# The Liskov Substitution Principle (Software Design)

The Liskov Substitution Principle (LSP) governs design rules for object oriented languages and states that "subtypes must be substitutable for their base types." [📖ASD, p. 111]:

If for each object o1 of type S there is an object o2 of type T such that for all programs P defined in terms of T, the behavior of P is unchanged when o1 is substituted for o2, then S is a subtype of T." Barbara Liskov, Data Abstraction and Hierarchy

The Liskov Substitution Principle is one of the SOLID-principles.

## Example​

In languages that conform to the LSP, the effects of this principle can easily be reproduced:

    class A    {        public function itsName()        {            echo static::class;        }    }    class B extends A{}    class C extends B {}    class Client    {        public function process(A $a): B {$a->itsName();            return new B();        }    }

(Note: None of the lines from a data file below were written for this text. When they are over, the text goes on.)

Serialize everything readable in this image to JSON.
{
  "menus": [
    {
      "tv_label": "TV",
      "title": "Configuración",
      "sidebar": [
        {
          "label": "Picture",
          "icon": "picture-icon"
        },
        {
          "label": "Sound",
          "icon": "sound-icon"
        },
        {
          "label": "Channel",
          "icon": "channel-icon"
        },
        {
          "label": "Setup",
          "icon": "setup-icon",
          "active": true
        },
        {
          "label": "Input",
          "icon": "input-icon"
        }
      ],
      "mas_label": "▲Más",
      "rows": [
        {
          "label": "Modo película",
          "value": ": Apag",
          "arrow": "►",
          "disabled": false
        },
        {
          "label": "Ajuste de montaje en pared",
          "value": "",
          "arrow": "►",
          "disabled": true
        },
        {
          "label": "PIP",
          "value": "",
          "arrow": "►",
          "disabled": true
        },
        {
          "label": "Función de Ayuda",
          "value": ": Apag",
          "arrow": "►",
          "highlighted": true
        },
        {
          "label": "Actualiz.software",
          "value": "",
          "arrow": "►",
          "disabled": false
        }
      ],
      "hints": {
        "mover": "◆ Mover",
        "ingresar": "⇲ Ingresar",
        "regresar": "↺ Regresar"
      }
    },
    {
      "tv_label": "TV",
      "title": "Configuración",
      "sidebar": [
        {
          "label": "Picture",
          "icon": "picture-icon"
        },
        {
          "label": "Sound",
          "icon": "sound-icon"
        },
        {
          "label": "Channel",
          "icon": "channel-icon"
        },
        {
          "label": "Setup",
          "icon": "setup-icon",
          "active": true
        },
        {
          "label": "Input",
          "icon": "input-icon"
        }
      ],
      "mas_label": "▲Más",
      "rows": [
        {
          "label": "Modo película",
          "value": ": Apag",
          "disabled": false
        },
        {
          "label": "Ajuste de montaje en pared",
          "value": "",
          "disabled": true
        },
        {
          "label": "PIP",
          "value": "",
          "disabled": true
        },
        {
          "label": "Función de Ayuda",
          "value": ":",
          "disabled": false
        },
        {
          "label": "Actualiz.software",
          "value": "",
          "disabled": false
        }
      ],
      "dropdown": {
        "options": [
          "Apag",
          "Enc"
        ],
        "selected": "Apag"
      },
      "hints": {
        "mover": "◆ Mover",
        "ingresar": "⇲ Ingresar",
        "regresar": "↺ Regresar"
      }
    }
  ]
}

Here, the process-function of Client digests an instance of A, calls a method on it and returns B.

    $client = new Client();$client->process(new A()); // A

According to the LSP, the code must also work if we pass any subtype of A.

    $client = new Client();$client->process(new A()); // A    $client->process(new B()); // B$client->process(new C()); // C

Once we create a specification of Client, let's say ConcreteClient, we must be careful when overwriting process():

class ConcreteClient extends Client{    public function process(A $a): B {}} Here, the argument type and the return type do not change. Any ConcreteClient can be used as a substitute for Client. However, if we narrow the type of the argument down to B, PHP quits with an error message befoe running the script: class ConcreteClient extends Client{ public function process(B$a): B {}}
Fatal error: Declaration of ConcreteClient::process(B $a): B must be compatible with Client::process(A$a): B

### Implications​

The implications are as follows:

• Argument-Types may be widened, and must not be narrowed down (Contravariance)

Contravariance: B < A (B subtype A), A:T, B:T argument types; if A:T < B:T, then T is Contravariant

At this point, we are not allowed to narrow the argument-type passed to process() down. This is because the parent implementation Client::process() sets up an interface all subtypes have to conform to: It seems logical at first to be allowed to pass an B for an A, since B is an A, but any program doing so would break as soon as ConcreteClient::process() accesses a field only known to B, and an A is passed instead. Thus, narrowing down is not allowed with the given example.

Figure 1 With Contravariance, the inheritance hierarchy of argument types must be in opposite direction to the inheritance of the method's classes they're used in.
• Return-Types may be narrowed down, and must not be widened (Covariance)

Covariance: B < A (B subtype A), B:T, A:T return types; if B:T < A:T, then T is Covariant

Conversely, return types must not be widened. Given our example, any program querying Client::process() expects an B. If that return type would be widened to A in ConcreteClient::process(), any program that tries to access a field specific to B would break if ConcreteClient::process() instead returns an A - which is in fact unaware of B.

Figure 2 With Covariance, the inheritance hierarchy of return types must be in the same direction to the inheritance of the method's classes they're used for.